UNITED Kingdom-based visual artist, Tamsanqa Nkiwane (27) was in the country over the last two months, during which he had time to explore Bulawayo’s arts scene. Nkiwane, who recently completed his Master of Arts degree in Painting at Royal College of Art in London, is constantly searching for new expressions in his work.
By Sharon Sibindi
After losing his parents at a tender age, Nkiwane, who also holds a Bachelor of Arts degree in Fine Art, was adopted together with his brother. He recently held his Eitha Unguswi Zim/City Exhibition at the National Gallery in Bulawayo. NewsDay Life & Style reporter, Sharon Sibindi (ND) caught up with Nkiwane (TN), who spoke about his experiences in the arts industry and his interests in the Zimbabwean topography. Below are excerpts from the interview.
ND: Where do you draw your inspiration from?
TN: I draw my inspiration from my identity. Most of my works have to do with myself, trying to understand my heritage and where I come from and where I am going. So that involves Zimbabwe, to learn more about my culture and my family. So I do a lot of work from that.
ND: Since you are based in the UK, how do you find the arts standards in Zimbabwe?
TN: It is interesting. There is a lot more of paintings in Zimbabwe. I see fantastic sculpture pieces in the gallery, which shows that artists are doing fantastic work, which I find inspiring.
ND: Looking at the productions in Zimbabwe, do they match the international standards from your assessment?
TN: There is a bit of time elapse between them because London is very contemporary and it is quite fast. In Bulawayo, for instance, the works are a bit more traditional while in the UK people do performance, installations and sound.
ND: What’s your take on the appreciation of visual arts in Zimbabwe?
TN: I think it is low among my generation and even lower in the younger generation. I feel a lot of young people need more opportunities and we need more such places, so they can utilise their skills. I think there’s energy bubbling in many artists.
ND: What do you think these artists should do to market their works?
TN: To market their works, well, I think Zimbabwe is a very interesting place. You have got a lot of things to do from a lot of references of history. I think if you open independent galleries, artists can become more active in the communities and doing more shows that it is a way to draw attention to Zimbabwe.
ND: Visual art is usually regarded as elitist. What’s your take on that?
TN: Yes, I think it can be elitist because I think a lot of intellectual side of things kind of scare people off. I think art should be everyone’s and I think when it becomes bigger and commercial, very commercial, it may be a problem. I think when it’s kind of middle level, it’s a bit more honest.
ND: Do you live off your art or you have other supplementary projects?
TN: I do other supplementary things. I do music as well. Most people in London have to work part time because London is very expensive. Not many people have a space that they can at least go to everyday.
ND: We have seen in some cases the love for art running in a family.
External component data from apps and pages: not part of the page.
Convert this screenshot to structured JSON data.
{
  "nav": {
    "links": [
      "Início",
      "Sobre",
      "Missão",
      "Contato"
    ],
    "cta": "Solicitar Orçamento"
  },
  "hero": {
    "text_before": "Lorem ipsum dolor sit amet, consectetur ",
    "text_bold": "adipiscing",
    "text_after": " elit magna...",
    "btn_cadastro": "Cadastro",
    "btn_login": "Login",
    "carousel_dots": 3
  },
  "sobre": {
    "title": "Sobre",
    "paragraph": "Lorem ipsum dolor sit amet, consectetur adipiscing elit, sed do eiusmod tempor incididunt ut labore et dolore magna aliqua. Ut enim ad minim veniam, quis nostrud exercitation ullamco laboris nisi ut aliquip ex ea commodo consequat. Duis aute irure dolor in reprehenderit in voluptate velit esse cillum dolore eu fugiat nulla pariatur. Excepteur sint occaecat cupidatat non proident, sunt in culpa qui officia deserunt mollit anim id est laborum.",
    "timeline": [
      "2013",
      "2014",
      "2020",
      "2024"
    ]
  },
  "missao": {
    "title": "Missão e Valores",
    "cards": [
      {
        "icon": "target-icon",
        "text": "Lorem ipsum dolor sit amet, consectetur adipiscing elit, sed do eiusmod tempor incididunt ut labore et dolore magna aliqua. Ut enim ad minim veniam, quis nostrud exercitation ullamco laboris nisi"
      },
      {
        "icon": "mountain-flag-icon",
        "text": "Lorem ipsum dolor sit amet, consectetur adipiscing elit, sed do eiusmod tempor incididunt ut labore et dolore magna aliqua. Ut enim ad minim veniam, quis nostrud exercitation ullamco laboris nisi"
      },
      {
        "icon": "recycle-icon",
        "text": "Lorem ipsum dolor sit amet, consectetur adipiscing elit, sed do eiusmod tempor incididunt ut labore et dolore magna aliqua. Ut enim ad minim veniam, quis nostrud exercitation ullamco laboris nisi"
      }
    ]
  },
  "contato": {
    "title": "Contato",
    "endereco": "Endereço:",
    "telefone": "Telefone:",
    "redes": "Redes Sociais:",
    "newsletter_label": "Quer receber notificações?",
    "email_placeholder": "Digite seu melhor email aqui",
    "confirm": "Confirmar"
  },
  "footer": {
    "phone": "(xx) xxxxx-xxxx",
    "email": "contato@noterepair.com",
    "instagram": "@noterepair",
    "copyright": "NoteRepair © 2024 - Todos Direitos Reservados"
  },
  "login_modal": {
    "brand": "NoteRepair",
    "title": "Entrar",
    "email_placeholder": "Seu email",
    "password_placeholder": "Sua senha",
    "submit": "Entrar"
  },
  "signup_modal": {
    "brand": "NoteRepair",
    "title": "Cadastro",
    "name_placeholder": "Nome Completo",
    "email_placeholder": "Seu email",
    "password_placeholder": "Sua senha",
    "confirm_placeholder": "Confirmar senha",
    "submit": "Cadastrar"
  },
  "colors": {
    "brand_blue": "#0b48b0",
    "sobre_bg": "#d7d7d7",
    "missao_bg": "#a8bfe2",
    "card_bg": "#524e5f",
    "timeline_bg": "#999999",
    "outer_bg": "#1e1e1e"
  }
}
Is that true in your case?
TN: Not really, but my mother is an artist, too, and everyone else is academic.
ND: At what stage in your life did you develop interests in arts?
TN: I have always loved arts because I loved cartoons. I loved watching Disney or Poker Man, all of those things and tried to copy. So I remember me and my mother, we used to draw each other and makeup stories.
ND: Who has been your greatest inspiration?
TN: I got my inspiration from David Harness—an American artist and musician. I think music influences me a lot.
ND: What do you think the government should do to help develop the sector?
TN: The government needs to give more funding to arts. I think there’s a massive interest in the academics and less in the arts. It’s good to have a culture in a city because it brings in tourism and culture is a massive power in most countries. China is building culture at the moment because it knows it needs it. So they now put lots of money into the arts.
ND: Bulawayo has been traditionally regarded as the hub of arts and culture. Do you believe this is still true?
TN: I have noticed there’s a lot of music but I have not seen much of art here. I have seen the gallery here.
ND: Your parting shot?
TN: I think everything has been moving in an interesting way. I had a great stay here, very different from London. I have learnt a lot of new things and shared space with very interesting people. I have seen a lot of new faces. I had a great experience and I will be coming back more often.
Source: NewsDay Zimbabwe